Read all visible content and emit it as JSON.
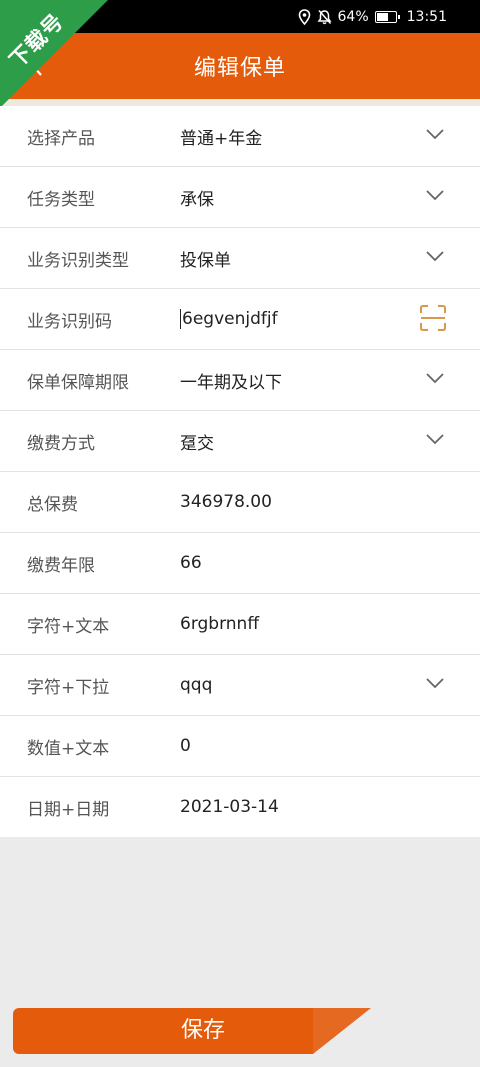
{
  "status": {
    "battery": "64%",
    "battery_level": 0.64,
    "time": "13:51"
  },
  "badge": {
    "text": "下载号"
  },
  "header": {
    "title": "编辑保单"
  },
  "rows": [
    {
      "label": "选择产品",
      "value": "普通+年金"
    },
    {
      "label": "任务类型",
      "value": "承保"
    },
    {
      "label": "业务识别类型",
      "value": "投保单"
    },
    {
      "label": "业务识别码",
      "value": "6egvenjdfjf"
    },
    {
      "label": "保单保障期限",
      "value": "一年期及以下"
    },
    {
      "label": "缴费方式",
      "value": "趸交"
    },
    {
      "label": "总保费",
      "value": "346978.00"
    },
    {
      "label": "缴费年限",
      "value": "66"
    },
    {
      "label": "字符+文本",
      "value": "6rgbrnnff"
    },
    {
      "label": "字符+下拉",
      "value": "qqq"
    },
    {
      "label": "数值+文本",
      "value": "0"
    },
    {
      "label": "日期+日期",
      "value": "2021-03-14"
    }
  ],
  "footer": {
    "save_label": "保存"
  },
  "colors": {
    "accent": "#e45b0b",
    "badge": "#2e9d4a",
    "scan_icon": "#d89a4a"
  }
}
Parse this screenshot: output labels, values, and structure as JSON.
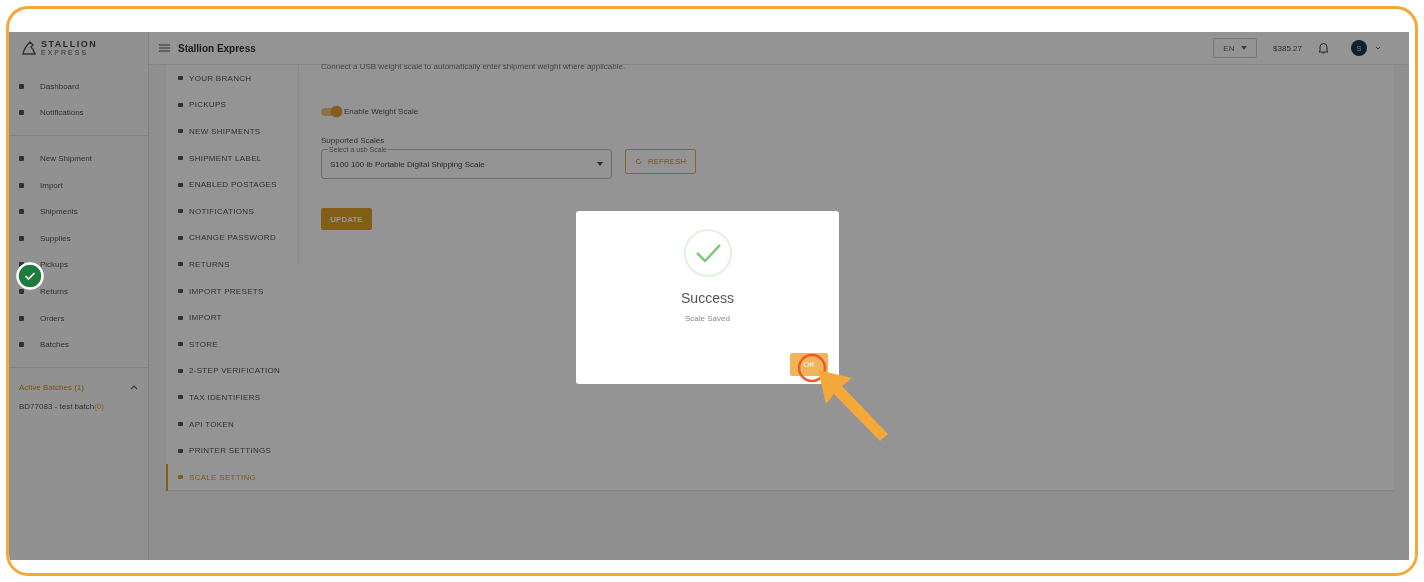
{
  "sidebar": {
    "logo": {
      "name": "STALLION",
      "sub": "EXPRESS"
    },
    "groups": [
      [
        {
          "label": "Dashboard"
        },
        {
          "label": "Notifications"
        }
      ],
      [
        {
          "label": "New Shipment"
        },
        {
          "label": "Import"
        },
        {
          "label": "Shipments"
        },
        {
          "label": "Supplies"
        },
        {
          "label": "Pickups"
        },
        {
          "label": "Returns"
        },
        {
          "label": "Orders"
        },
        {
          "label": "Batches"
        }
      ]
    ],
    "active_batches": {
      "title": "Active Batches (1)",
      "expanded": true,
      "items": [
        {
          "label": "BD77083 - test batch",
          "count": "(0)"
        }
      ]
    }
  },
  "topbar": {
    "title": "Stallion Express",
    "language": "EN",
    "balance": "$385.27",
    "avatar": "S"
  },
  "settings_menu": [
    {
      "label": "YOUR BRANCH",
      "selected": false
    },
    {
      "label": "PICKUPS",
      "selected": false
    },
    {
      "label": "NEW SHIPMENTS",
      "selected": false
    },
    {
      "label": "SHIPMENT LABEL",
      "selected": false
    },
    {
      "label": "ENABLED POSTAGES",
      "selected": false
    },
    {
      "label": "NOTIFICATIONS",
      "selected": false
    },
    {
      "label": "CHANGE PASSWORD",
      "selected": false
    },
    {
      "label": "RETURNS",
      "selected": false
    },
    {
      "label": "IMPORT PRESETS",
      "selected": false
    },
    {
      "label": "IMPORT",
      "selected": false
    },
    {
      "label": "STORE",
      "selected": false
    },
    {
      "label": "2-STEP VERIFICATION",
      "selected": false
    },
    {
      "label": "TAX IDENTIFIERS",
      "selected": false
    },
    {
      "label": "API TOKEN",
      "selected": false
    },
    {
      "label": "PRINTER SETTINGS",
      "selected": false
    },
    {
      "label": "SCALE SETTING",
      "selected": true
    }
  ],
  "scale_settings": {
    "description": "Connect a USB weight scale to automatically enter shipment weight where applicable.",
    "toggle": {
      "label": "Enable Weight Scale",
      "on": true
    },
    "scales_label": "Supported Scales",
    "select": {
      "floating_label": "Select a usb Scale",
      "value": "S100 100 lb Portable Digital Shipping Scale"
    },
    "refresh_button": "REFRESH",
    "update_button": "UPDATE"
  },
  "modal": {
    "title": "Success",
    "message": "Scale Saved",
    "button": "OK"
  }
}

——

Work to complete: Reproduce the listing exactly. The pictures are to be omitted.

Result of the task:
Read all visible content and emit it as JSON.
{
  "status": {
    "battery": "64%",
    "battery_level": 0.64,
    "time": "13:51"
  },
  "badge": {
    "text": "下载号"
  },
  "header": {
    "title": "编辑保单"
  },
  "rows": [
    {
      "label": "选择产品",
      "value": "普通+年金"
    },
    {
      "label": "任务类型",
      "value": "承保"
    },
    {
      "label": "业务识别类型",
      "value": "投保单"
    },
    {
      "label": "业务识别码",
      "value": "6egvenjdfjf"
    },
    {
      "label": "保单保障期限",
      "value": "一年期及以下"
    },
    {
      "label": "缴费方式",
      "value": "趸交"
    },
    {
      "label": "总保费",
      "value": "346978.00"
    },
    {
      "label": "缴费年限",
      "value": "66"
    },
    {
      "label": "字符+文本",
      "value": "6rgbrnnff"
    },
    {
      "label": "字符+下拉",
      "value": "qqq"
    },
    {
      "label": "数值+文本",
      "value": "0"
    },
    {
      "label": "日期+日期",
      "value": "2021-03-14"
    }
  ],
  "footer": {
    "save_label": "保存"
  },
  "colors": {
    "accent": "#e45b0b",
    "badge": "#2e9d4a",
    "scan_icon": "#d89a4a"
  }
}
Parse this screenshot: output labels, values, and structure as JSON.
{
  "sidebar": {
    "logo": {
      "name": "STALLION",
      "sub": "EXPRESS"
    },
    "groups": [
      [
        {
          "label": "Dashboard"
        },
        {
          "label": "Notifications"
        }
      ],
      [
        {
          "label": "New Shipment"
        },
        {
          "label": "Import"
        },
        {
          "label": "Shipments"
        },
        {
          "label": "Supplies"
        },
        {
          "label": "Pickups"
        },
        {
          "label": "Returns"
        },
        {
          "label": "Orders"
        },
        {
          "label": "Batches"
        }
      ]
    ],
    "active_batches": {
      "title": "Active Batches (1)",
      "expanded": true,
      "items": [
        {
          "label": "BD77083 - test batch",
          "count": "(0)"
        }
      ]
    }
  },
  "topbar": {
    "title": "Stallion Express",
    "language": "EN",
    "balance": "$385.27",
    "avatar": "S"
  },
  "settings_menu": [
    {
      "label": "YOUR BRANCH",
      "selected": false
    },
    {
      "label": "PICKUPS",
      "selected": false
    },
    {
      "label": "NEW SHIPMENTS",
      "selected": false
    },
    {
      "label": "SHIPMENT LABEL",
      "selected": false
    },
    {
      "label": "ENABLED POSTAGES",
      "selected": false
    },
    {
      "label": "NOTIFICATIONS",
      "selected": false
    },
    {
      "label": "CHANGE PASSWORD",
      "selected": false
    },
    {
      "label": "RETURNS",
      "selected": false
    },
    {
      "label": "IMPORT PRESETS",
      "selected": false
    },
    {
      "label": "IMPORT",
      "selected": false
    },
    {
      "label": "STORE",
      "selected": false
    },
    {
      "label": "2-STEP VERIFICATION",
      "selected": false
    },
    {
      "label": "TAX IDENTIFIERS",
      "selected": false
    },
    {
      "label": "API TOKEN",
      "selected": false
    },
    {
      "label": "PRINTER SETTINGS",
      "selected": false
    },
    {
      "label": "SCALE SETTING",
      "selected": true
    }
  ],
  "scale_settings": {
    "description": "Connect a USB weight scale to automatically enter shipment weight where applicable.",
    "toggle": {
      "label": "Enable Weight Scale",
      "on": true
    },
    "scales_label": "Supported Scales",
    "select": {
      "floating_label": "Select a usb Scale",
      "value": "S100 100 lb Portable Digital Shipping Scale"
    },
    "refresh_button": "REFRESH",
    "update_button": "UPDATE"
  },
  "modal": {
    "title": "Success",
    "message": "Scale Saved",
    "button": "OK"
  }
}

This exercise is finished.